Which pretend superhero are you?


DC Comics supervillain, the Joker, stared back at me across the conference table. His skin bleached white and his hair a ghoulish green, the Joker asked in a high squeal if the paper he held in his hands was my best work.

The Joker is a homicidal maniac, bent on creating havoc, and rarely, if ever, fights fair, relying on acid-spewing flowers and fatal laughing-gas. I knew better than to take his bait.

I simply imagined what would Batman do in this situation. I sat up in my chair in my best Caped Crusader pose, smiled back, looked him straight in the eye and said, “My team and I gave it our best shot. We put in a lot of hard work, sought out feedback of others and polished and polished our proposal until we thought it shined.”

batman-312342_640 (1)

I swear I’m sane

You must think I’ve lost my marbles. Close, but not exactly. The Wall Street Journal ran a story recently on two studies that found that children who pretend that they are Batman (or some other heroic figure) do better on measures of self-control and persistence. In particular, one of the studies found that five-year-olds benefited from taking a self-distancing perspective on executive function task through third-person self-talk as as well as taking the perspective of someone else via role play.

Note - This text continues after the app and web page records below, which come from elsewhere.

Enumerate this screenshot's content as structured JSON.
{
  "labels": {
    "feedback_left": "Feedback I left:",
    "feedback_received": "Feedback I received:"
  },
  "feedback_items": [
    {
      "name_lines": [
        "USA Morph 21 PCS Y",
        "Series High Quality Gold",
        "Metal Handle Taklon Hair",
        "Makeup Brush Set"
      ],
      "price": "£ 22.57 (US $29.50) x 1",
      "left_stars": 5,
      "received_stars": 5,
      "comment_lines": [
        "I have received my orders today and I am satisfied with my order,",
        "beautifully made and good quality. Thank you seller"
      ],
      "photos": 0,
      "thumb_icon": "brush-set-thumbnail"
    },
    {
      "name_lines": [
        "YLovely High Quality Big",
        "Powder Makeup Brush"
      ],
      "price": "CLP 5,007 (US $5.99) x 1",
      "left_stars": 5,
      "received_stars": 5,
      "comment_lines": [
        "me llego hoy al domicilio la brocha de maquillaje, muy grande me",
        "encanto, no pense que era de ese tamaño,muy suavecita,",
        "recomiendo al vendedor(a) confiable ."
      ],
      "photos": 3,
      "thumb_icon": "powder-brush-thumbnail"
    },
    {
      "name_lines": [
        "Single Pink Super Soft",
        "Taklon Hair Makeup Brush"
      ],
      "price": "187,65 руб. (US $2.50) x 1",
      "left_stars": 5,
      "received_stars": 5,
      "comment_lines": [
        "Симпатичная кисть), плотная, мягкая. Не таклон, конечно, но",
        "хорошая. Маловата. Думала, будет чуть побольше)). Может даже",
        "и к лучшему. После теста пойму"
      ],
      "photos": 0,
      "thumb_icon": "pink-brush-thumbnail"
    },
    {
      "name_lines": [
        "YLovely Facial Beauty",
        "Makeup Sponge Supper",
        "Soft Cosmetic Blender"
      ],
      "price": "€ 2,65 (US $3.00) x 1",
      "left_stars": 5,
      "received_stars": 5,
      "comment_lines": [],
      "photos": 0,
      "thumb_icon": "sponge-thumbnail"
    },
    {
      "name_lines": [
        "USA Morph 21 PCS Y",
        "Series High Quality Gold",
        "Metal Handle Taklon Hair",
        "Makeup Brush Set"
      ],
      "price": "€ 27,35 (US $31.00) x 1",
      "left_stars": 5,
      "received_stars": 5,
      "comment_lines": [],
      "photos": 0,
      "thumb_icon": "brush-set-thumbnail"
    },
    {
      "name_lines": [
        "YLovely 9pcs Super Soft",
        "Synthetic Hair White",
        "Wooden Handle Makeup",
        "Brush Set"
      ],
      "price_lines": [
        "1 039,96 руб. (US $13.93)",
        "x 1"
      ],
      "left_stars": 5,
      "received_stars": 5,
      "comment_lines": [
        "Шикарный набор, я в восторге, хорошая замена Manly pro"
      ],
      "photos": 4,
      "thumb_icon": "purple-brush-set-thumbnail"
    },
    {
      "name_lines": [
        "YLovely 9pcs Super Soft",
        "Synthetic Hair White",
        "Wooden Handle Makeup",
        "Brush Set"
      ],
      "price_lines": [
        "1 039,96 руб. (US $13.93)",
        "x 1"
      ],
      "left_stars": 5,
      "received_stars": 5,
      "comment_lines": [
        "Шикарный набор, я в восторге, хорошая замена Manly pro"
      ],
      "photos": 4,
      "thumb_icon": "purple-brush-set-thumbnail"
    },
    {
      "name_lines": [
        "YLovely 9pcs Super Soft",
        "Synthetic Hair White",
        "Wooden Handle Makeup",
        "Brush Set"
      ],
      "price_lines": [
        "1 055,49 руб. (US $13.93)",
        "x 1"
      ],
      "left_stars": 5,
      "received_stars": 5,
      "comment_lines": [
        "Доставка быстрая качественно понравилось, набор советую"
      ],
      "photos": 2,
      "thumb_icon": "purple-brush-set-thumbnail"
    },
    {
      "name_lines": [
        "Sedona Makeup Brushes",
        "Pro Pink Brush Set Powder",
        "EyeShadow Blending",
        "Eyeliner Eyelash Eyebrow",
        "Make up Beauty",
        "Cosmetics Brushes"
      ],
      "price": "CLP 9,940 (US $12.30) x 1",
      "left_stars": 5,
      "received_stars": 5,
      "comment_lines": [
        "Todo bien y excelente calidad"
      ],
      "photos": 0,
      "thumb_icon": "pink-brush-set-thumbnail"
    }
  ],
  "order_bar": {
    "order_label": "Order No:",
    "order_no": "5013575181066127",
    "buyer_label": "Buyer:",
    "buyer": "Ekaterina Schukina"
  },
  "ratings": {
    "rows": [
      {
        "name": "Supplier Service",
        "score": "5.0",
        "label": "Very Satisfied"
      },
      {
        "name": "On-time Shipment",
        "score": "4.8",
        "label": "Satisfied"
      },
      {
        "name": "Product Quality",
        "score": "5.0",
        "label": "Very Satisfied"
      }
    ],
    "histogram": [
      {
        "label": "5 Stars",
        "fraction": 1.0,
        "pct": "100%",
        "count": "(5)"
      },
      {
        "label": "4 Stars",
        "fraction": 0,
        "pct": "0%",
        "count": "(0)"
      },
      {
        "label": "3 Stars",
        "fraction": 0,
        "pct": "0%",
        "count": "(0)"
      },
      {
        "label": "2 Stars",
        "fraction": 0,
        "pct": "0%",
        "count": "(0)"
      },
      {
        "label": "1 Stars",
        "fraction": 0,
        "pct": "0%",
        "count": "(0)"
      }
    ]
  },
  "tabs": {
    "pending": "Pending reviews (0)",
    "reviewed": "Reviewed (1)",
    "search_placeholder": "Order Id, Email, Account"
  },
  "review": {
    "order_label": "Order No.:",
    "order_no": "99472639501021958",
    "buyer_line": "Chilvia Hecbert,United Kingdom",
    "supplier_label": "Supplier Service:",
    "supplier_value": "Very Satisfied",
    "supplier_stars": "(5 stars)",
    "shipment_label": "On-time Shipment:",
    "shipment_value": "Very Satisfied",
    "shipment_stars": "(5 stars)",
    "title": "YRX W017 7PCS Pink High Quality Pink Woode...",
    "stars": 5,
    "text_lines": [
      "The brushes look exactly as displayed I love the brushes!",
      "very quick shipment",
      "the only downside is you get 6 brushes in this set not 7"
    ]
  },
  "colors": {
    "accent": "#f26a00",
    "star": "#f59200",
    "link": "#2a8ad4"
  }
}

Walking into an important meeting last week, I figured that if the trick worked on kids, as young as five or six, maybe it would work for me with one of my tougher clients. Of course, I was Batman to my client’s Joker; Superman to his Lex Luther; Luke Skywalker to his Darth Vader; Harry Potter to his Lord Voldemort. You get the idea.

I was the hero, prepared for any situation. I wasn’t myself in a stuffy conference room. I was Batman ready to rely on my genius intellect and physical prowess or Harry Potter full of courage and bravery, ready to shout out “Expecto Patronum.”

modern-technologies-1263422_640

Don’t try this at home kids

When the client, notorious for his stinging comments, asked a particular pointed  question on the creative process, I was ready. I simply envisioned myself putting on my Batman mask and pulling up my sleek black leather gloves. I was out saving Gotham — or, in this case, my coworkers — from the Joker.

I’m not sure if my pretending worked, but I know one thing, I didn’t let the client’s passive aggressive comments or sarcasm get me down. I walked out of the meeting feeling good about what I had presented and good about my team.

Leave a Reply

Fill in your details below or click an icon to log in:

WordPress.com Logo

You are commenting using your WordPress.com account. Log Out /  Change )

Google photo

You are commenting using your Google account. Log Out /  Change )

Twitter picture

You are commenting using your Twitter account. Log Out /  Change )

Facebook photo

You are commenting using your Facebook account. Log Out /  Change )

Connecting to %s

This site uses Akismet to reduce spam. Learn how your comment data is processed.